My mother, my fiancée and work, work and more work.
This was before we texted so much or had the internet so readily available on smartphones.
And this was before family life and kids, so it was the afternoon, and I was napping before working my night shift in the sports department of what then was an afternoon paper in DeKalb.
So I turned on the TV and called work to see what was going on.
The voice on the other end was frantic, and I'm not really sure what it said.
All I know is that I didn't shower or get ready.
I put on a pair of jeans, a T-shirt and hoodie and ran out the door to get to Kishwaukee Hospital.
There had been a shooting at Northern Illinois University, and we had no idea how many were hurt.
One of our photographers was on campus at the time following NIU baseball player Jordin Hood, a Lake Zurich grad who had fought cancer, won and now was on the other side finding success on the field.
That story was held for a week while post-shooting photos – compelling work from the first journalist on the scene – were used around the globe.
I played a small part that day, as what I believe to be the first journalist on the scene reporting from nearby Kishwaukee Hospital, calling in updates and learning that I needed to get a lot better at news reporting.

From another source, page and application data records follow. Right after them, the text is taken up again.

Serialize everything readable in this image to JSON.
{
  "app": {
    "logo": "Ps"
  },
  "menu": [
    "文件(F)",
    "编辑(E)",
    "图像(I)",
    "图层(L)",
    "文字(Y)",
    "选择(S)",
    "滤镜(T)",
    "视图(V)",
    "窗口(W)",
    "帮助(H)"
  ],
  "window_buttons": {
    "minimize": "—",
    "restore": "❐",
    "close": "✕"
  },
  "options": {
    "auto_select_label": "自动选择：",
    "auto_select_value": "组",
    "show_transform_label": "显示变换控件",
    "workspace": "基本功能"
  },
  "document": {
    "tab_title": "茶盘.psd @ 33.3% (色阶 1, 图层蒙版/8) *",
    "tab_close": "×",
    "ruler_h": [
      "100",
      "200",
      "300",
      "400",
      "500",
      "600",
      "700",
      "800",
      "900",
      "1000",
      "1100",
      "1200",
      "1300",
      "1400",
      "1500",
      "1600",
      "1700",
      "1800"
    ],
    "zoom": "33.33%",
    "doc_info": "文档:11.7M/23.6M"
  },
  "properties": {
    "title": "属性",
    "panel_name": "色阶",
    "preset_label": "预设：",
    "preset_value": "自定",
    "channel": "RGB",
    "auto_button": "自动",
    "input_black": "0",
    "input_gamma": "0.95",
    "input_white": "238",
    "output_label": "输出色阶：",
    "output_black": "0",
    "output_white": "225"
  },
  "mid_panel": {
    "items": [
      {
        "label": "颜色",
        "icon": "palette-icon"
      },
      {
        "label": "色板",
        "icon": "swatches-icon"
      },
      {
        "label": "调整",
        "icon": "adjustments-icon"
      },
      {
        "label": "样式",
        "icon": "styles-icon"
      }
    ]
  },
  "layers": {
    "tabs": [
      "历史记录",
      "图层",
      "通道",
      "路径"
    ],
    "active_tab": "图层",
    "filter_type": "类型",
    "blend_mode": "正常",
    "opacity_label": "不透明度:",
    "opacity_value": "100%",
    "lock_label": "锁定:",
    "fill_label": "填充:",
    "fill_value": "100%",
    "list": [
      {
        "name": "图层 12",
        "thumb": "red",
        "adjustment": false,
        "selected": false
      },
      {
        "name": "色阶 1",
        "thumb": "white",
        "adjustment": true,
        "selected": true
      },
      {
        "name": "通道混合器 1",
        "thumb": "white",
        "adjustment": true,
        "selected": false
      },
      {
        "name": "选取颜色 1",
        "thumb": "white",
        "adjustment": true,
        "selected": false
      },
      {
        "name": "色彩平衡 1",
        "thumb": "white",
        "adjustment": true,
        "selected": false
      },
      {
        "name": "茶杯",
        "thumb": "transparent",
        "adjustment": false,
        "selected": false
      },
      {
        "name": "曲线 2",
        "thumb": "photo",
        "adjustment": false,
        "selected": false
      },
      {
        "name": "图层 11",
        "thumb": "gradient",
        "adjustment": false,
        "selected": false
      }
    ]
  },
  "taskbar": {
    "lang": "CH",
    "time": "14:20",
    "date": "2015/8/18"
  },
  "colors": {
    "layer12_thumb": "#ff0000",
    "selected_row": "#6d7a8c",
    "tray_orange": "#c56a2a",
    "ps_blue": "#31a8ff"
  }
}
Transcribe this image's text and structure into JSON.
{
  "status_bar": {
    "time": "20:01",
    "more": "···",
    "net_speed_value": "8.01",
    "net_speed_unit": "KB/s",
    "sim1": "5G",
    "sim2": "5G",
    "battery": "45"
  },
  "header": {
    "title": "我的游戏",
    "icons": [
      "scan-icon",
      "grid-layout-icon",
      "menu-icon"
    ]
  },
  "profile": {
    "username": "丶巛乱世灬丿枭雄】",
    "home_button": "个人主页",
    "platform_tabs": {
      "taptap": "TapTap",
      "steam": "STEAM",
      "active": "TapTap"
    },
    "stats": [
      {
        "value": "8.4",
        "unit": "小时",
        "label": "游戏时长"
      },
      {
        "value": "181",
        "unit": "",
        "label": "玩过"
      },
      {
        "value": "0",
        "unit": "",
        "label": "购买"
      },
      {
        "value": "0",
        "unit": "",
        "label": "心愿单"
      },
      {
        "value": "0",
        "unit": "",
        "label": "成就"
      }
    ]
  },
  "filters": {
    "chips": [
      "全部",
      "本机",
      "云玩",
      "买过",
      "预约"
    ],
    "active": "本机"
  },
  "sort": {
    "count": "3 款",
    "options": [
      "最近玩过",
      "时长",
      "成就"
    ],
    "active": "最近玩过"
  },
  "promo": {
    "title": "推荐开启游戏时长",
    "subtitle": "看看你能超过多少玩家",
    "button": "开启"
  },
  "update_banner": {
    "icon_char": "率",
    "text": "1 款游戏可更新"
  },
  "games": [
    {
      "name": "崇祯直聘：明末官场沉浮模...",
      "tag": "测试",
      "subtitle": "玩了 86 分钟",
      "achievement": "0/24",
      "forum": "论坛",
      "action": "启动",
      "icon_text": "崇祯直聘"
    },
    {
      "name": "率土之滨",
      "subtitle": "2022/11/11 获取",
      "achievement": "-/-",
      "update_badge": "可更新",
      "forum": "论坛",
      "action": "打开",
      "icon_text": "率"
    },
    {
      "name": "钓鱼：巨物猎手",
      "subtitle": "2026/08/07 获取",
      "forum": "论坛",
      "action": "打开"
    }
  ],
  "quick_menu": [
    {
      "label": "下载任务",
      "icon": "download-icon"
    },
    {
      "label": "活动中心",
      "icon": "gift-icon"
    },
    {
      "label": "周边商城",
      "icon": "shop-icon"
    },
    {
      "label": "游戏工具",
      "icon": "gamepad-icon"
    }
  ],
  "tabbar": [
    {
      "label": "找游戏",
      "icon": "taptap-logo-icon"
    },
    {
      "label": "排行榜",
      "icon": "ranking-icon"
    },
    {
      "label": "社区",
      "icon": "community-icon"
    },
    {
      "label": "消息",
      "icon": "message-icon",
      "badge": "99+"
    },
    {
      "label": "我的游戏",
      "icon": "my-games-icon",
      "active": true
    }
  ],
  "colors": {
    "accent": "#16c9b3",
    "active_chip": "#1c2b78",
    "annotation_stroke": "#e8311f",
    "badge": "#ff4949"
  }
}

I saw families arrive at the hospital, uncertain what was happening with their family members, and I saw helicopter after helicopter land and lift trauma patients off to other hospitals.
That was my viewpoint on Valentine's Day 10 years ago.
In the days and years that followed, we tried to cover and provide context to that story. It followed us, even as we left DeKalb.
I'll never forget a former colleague breaking the story of athletic director Jim Phillips accepting the same job at Northwestern the week after, a tough story to tell, but one we had to on a night meant for grieving during the first NIU athletic event after the shooting. Phillips didn't leave immediately, but he stayed at NIU to help the university through that process.
I'll never forget watching the DeKalb and Sycamore basketball teams play days later, either, and how both communities rallied behind a university that they hurt with.
I'll never forget, when I returned to Shaw Media in 2013, telling the story with former colleague Kate Schott, who coordinated the NIU shooting coverage that day, of how Esquire's investigative piece on the NIU shooter actually was made up. The writer was upset about it even years later.
I bring all of this up because everyone who was there that day, or connected to the NIU community, still is affected by it on some level.
Even if it's just the memories.
The shock. The fear. The anger.
That day inspired me to be better at my job, to learn how to tell news as well as sports stories, and to broaden my horizons because there's something a lot bigger out there.
This week, as I start my job in a return to the Northwest Herald – this time as editor – I remember that day 10 years ago.
I remember the person I was and think of the person I am.
And I remember those who were lost that day for no reason.
That's why we continue to tell the stories of people such as 2006 Dundee-Crown grad Ryanne Mace.
Not to sensationalize what happened or keep bringing up old wounds, but to learn from what happened and be better going forward.
Forward, Together Forward.
• Northwest Herald editor Jon Styf can be reached at firstname.lastname@example.org or 815-526-4630.